The next morning, Ruth Cowan of the CSHoF was kind enough to pick me up and take me to the airport for my flight back to Winnipeg. I stop short of saying that I would be returning home.

On the way, I got my best pictures of the trip along Stoney Trail and Deerfoot Trail that will soon be appearing on a Web site near you.

I passed through security quickly and settled in at Gate 9. I enjoyed the peace and quiet of not having CBC shoved down my throat. There was also no one toting their dog/rat.

At boarding time, it genuinely hurt to walk through that tunnel to an aircraft that would take me back to Greg Selinger’s Banana Republic. Being in Calgary for the weekend only made me want to leave the SPRM even more.

Leaving Calgary.

On this flight, I had someone seated next to me and we struck up a conversation. She is a paralegal from Calgary, originally from Portage, whose husband is an Oilers fan. She was quite interested in hearing about WHA Day and I showed her some pictures on my camera.

Having only five hours of sleep spread over the past two nights, however, I began dozing off. Unfortunately, the attendant call bells woke me up. The turbulence that we ran into as we crossed back into the SPRM made sure that I was wide awake.

Despite the turbulence, we arrived safely back in Winnipeg. It was an event-filled weekend that I’m coming to appreciate more and more with the passage of time.

I would like to thank all the players who attended and made the event so memorable. I would also like to thank Tim Gassen for making the event happen as well as Mario Siciliano and the staff at the CSHoF for being such gracious hosts.

For any of you that have any interest in the WHA, I would highly recommend a visit to the display if you happen to be passing through Calgary.

03 Dec

Misplaced Blame


As the most recent NHL lockout lingers on, the only thing that surprises me more than the intransigence of the owners is the number of people in Winnipeg who are firmly in their favor.
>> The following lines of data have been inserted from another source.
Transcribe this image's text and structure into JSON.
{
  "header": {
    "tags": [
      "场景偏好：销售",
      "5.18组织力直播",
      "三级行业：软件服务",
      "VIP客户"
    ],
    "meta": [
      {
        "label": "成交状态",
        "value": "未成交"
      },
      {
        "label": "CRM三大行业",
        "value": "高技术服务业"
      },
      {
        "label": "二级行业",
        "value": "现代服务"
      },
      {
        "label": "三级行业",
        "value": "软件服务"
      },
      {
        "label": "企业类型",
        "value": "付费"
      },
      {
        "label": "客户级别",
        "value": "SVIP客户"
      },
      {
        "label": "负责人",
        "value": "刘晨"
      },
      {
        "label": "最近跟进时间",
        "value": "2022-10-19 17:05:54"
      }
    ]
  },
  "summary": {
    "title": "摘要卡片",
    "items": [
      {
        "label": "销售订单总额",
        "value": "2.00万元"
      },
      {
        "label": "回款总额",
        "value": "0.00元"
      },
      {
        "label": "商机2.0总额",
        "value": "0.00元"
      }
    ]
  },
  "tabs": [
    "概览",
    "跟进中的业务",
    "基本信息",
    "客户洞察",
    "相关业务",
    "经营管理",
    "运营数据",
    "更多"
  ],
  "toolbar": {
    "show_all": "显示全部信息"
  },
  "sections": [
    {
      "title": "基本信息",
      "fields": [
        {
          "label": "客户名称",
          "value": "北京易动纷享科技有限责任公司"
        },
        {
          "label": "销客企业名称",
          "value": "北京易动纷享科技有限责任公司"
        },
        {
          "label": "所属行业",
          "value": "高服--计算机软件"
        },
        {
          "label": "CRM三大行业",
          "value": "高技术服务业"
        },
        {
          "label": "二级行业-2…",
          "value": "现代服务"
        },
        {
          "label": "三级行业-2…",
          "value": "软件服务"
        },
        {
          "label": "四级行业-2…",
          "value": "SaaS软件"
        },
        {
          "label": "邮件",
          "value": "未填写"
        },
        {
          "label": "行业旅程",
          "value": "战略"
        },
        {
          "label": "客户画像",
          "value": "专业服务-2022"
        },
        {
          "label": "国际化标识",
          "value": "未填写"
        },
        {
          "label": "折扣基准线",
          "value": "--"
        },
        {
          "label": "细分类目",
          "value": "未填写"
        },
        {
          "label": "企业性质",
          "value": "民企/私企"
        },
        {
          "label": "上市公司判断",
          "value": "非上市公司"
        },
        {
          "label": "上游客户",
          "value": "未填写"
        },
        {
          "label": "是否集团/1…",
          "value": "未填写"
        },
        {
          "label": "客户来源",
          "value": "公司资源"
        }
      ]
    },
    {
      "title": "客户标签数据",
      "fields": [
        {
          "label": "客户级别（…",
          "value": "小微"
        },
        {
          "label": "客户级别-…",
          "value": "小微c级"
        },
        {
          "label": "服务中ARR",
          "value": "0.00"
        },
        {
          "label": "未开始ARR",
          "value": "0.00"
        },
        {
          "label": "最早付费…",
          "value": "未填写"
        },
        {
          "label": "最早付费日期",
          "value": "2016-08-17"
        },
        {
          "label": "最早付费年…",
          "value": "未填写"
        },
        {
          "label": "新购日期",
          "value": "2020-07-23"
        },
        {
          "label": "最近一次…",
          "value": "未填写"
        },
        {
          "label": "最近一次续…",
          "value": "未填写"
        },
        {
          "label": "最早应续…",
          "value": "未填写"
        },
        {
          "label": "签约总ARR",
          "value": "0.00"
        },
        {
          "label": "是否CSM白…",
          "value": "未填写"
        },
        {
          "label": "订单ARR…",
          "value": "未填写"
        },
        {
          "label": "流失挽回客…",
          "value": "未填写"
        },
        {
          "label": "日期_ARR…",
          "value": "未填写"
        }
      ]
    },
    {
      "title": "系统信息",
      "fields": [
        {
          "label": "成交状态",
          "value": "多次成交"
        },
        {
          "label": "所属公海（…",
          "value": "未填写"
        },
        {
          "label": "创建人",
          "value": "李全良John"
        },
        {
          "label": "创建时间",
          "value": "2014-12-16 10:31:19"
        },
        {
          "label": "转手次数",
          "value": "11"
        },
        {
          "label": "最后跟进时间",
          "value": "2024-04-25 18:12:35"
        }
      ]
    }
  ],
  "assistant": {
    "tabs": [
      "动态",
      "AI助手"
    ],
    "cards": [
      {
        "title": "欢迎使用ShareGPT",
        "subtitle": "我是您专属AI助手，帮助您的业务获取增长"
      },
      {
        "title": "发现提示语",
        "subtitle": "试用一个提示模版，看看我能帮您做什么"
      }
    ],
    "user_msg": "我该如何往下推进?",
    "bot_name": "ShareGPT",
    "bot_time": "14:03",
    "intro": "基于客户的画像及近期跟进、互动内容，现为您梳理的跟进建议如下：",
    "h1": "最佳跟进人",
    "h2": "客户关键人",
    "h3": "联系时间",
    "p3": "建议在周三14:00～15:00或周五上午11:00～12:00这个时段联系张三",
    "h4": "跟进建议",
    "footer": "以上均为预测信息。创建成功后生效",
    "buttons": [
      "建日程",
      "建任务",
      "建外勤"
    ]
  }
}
Without question, there’s plenty of blame to go around on all sides.
Yes, the players make gobs of money. More than the average person on the street can comprehend.
So do the owners.
Revenue is growing at unprecedented levels. The owners are making money hand over fist.
And it is the owners who decided to shut the league down in order to get even more.
In past disputes between players and owners, there were justifiable reasons on each side.
Players held out for the right to be able to have more freedom to choose where they wanted to work. This is a right that most of us take for granted. With a limited window of opportunity to enjoy the fruits of a career at the NHL level, who can blame them for wanting to be able to ply their trade with the team of their choosing at a salary dictated by a free market system?
By the same token, owners have every right to ensure that their business remains economically viable. They have invested large sums of money and are entitled to reap the rewards from that investment. The “cost certainty” that the owners fought for has enabled all of the league’s franchises to thrive on and off the ice.
This dispute has no such honorable motives.
This lockout is about nothing more than pure, unadulterated greed.
The NHL’s owners, including Mark Chipman, are playing us all for suckers. And I know that I’m not the only one who is utterly disgusted.
The day after this past season ended, I called my television service provider and proudly cancelled my NHL Center Ice subscription. I enjoyed watching the Dallas Stars, but I’m not coming back.
Yet, many fans in Winnipeg paint Chipman as an innocent victim and cry foul because the players have the audacity not to capitulate.
Chipman is not innocent. His vote counts the same as hard-liners like Jeremy Jacobs in Boston. He is no more or less responsible for the current lockout than any of the rest of them.
The players are giving in. But they’re just not giving in as much as the owners would like. Led by stronger leadership than they’ve ever had in their history, they’re not just going to fold like a house of cards.
The longer the lockout goes on, the more entrenched each side will become. It could be years before the stalemate is broken. Both sides are digging in like soldiers on the western front in the Great War.
In the meantime, as far as I’m concerned, Gary Bettman, Mark Chipman and Don Fehr can all join hands and jump in the nearest lake.
Don’t bother hollering for a life preserver.